WHAT YOU NEED TO DO: All of the records must be restated exactly, with every line complete.

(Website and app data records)
• • • • •
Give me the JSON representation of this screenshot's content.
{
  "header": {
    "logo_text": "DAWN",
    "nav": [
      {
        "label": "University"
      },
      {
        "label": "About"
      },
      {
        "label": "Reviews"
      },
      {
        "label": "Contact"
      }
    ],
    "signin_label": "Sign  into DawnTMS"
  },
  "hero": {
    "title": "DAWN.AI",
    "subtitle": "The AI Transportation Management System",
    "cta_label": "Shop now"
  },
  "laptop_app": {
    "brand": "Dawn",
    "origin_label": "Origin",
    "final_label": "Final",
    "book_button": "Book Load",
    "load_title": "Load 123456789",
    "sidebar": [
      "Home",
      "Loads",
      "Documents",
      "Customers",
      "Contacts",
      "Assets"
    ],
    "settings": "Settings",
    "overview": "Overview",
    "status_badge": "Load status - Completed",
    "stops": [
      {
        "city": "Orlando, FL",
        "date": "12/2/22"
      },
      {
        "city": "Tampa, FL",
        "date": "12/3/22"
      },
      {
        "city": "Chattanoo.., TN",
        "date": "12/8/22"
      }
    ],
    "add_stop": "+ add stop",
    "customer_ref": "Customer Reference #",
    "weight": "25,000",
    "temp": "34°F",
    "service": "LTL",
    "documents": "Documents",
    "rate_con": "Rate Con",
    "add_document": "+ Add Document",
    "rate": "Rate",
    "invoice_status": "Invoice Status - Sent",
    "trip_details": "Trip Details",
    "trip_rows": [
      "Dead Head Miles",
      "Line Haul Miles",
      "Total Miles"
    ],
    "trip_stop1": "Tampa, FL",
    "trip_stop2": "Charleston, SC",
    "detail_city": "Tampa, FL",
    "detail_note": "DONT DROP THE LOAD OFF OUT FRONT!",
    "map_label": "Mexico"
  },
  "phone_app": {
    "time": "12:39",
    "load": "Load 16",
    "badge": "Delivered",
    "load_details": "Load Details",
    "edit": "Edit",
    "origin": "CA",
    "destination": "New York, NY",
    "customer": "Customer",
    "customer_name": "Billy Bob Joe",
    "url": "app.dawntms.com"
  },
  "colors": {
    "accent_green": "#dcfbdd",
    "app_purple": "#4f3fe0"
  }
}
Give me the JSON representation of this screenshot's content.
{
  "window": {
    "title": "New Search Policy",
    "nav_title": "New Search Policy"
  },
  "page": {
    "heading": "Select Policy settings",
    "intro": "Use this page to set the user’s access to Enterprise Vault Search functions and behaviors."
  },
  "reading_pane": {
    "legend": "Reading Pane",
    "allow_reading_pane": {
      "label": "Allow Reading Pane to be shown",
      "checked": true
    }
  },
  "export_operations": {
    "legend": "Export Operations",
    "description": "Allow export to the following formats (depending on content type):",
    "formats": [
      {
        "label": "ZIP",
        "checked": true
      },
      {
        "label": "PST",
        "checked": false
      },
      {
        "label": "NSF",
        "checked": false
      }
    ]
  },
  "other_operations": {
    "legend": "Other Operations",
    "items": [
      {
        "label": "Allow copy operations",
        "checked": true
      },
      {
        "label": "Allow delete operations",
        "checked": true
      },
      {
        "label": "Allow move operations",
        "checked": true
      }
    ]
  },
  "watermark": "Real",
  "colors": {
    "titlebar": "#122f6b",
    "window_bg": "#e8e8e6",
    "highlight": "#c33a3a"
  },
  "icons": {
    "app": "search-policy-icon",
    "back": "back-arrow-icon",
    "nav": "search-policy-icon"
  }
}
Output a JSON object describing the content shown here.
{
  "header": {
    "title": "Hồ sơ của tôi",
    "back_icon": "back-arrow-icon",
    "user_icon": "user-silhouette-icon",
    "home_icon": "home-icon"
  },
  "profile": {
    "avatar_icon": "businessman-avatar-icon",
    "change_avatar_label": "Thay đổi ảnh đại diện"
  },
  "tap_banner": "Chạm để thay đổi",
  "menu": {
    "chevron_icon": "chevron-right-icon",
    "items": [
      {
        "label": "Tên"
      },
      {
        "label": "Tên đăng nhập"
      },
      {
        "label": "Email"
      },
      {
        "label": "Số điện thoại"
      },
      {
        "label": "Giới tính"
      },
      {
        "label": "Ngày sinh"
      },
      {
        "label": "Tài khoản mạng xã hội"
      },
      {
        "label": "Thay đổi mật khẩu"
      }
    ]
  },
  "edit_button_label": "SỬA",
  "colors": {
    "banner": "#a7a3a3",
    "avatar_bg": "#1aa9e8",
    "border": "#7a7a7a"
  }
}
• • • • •
RESPONSE:
Give me the JSON representation of this screenshot's content.
{
  "header": {
    "logo_text": "DAWN",
    "nav": [
      {
        "label": "University"
      },
      {
        "label": "About"
      },
      {
        "label": "Reviews"
      },
      {
        "label": "Contact"
      }
    ],
    "signin_label": "Sign  into DawnTMS"
  },
  "hero": {
    "title": "DAWN.AI",
    "subtitle": "The AI Transportation Management System",
    "cta_label": "Shop now"
  },
  "laptop_app": {
    "brand": "Dawn",
    "origin_label": "Origin",
    "final_label": "Final",
    "book_button": "Book Load",
    "load_title": "Load 123456789",
    "sidebar": [
      "Home",
      "Loads",
      "Documents",
      "Customers",
      "Contacts",
      "Assets"
    ],
    "settings": "Settings",
    "overview": "Overview",
    "status_badge": "Load status - Completed",
    "stops": [
      {
        "city": "Orlando, FL",
        "date": "12/2/22"
      },
      {
        "city": "Tampa, FL",
        "date": "12/3/22"
      },
      {
        "city": "Chattanoo.., TN",
        "date": "12/8/22"
      }
    ],
    "add_stop": "+ add stop",
    "customer_ref": "Customer Reference #",
    "weight": "25,000",
    "temp": "34°F",
    "service": "LTL",
    "documents": "Documents",
    "rate_con": "Rate Con",
    "add_document": "+ Add Document",
    "rate": "Rate",
    "invoice_status": "Invoice Status - Sent",
    "trip_details": "Trip Details",
    "trip_rows": [
      "Dead Head Miles",
      "Line Haul Miles",
      "Total Miles"
    ],
    "trip_stop1": "Tampa, FL",
    "trip_stop2": "Charleston, SC",
    "detail_city": "Tampa, FL",
    "detail_note": "DONT DROP THE LOAD OFF OUT FRONT!",
    "map_label": "Mexico"
  },
  "phone_app": {
    "time": "12:39",
    "load": "Load 16",
    "badge": "Delivered",
    "load_details": "Load Details",
    "edit": "Edit",
    "origin": "CA",
    "destination": "New York, NY",
    "customer": "Customer",
    "customer_name": "Billy Bob Joe",
    "url": "app.dawntms.com"
  },
  "colors": {
    "accent_green": "#dcfbdd",
    "app_purple": "#4f3fe0"
  }
}
Give me the JSON representation of this screenshot's content.
{
  "window": {
    "title": "New Search Policy",
    "nav_title": "New Search Policy"
  },
  "page": {
    "heading": "Select Policy settings",
    "intro": "Use this page to set the user’s access to Enterprise Vault Search functions and behaviors."
  },
  "reading_pane": {
    "legend": "Reading Pane",
    "allow_reading_pane": {
      "label": "Allow Reading Pane to be shown",
      "checked": true
    }
  },
  "export_operations": {
    "legend": "Export Operations",
    "description": "Allow export to the following formats (depending on content type):",
    "formats": [
      {
        "label": "ZIP",
        "checked": true
      },
      {
        "label": "PST",
        "checked": false
      },
      {
        "label": "NSF",
        "checked": false
      }
    ]
  },
  "other_operations": {
    "legend": "Other Operations",
    "items": [
      {
        "label": "Allow copy operations",
        "checked": true
      },
      {
        "label": "Allow delete operations",
        "checked": true
      },
      {
        "label": "Allow move operations",
        "checked": true
      }
    ]
  },
  "watermark": "Real",
  "colors": {
    "titlebar": "#122f6b",
    "window_bg": "#e8e8e6",
    "highlight": "#c33a3a"
  },
  "icons": {
    "app": "search-policy-icon",
    "back": "back-arrow-icon",
    "nav": "search-policy-icon"
  }
}
Output a JSON object describing the content shown here.
{
  "header": {
    "title": "Hồ sơ của tôi",
    "back_icon": "back-arrow-icon",
    "user_icon": "user-silhouette-icon",
    "home_icon": "home-icon"
  },
  "profile": {
    "avatar_icon": "businessman-avatar-icon",
    "change_avatar_label": "Thay đổi ảnh đại diện"
  },
  "tap_banner": "Chạm để thay đổi",
  "menu": {
    "chevron_icon": "chevron-right-icon",
    "items": [
      {
        "label": "Tên"
      },
      {
        "label": "Tên đăng nhập"
      },
      {
        "label": "Email"
      },
      {
        "label": "Số điện thoại"
      },
      {
        "label": "Giới tính"
      },
      {
        "label": "Ngày sinh"
      },
      {
        "label": "Tài khoản mạng xã hội"
      },
      {
        "label": "Thay đổi mật khẩu"
      }
    ]
  },
  "edit_button_label": "SỬA",
  "colors": {
    "banner": "#a7a3a3",
    "avatar_bg": "#1aa9e8",
    "border": "#7a7a7a"
  }
}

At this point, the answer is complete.